Task details
What lines in the records below hold the string "life"? Please show them.

::::::::::

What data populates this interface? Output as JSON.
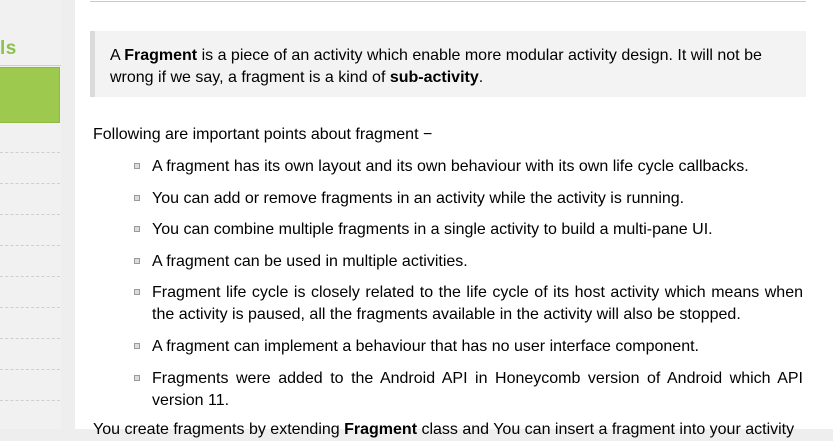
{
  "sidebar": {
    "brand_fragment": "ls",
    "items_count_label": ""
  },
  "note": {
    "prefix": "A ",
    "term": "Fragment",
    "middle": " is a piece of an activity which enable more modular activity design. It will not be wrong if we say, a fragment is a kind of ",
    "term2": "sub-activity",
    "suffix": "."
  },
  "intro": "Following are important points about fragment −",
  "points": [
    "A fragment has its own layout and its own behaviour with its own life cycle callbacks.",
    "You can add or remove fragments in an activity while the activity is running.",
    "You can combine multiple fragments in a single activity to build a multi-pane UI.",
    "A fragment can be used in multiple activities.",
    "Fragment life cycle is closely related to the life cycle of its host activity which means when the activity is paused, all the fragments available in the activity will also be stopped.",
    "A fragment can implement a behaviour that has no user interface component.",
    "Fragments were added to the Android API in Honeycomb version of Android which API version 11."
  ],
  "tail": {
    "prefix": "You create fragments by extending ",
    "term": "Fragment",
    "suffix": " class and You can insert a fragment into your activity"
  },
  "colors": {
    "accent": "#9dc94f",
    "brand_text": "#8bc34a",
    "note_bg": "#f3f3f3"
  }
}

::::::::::

Exercise output
    "A fragment has its own layout and its own behaviour with its own life cycle callbacks.",
    "Fragment life cycle is closely related to the life cycle of its host activity which means when the activity is paused, all the fragments available in the activity will also be stopped.",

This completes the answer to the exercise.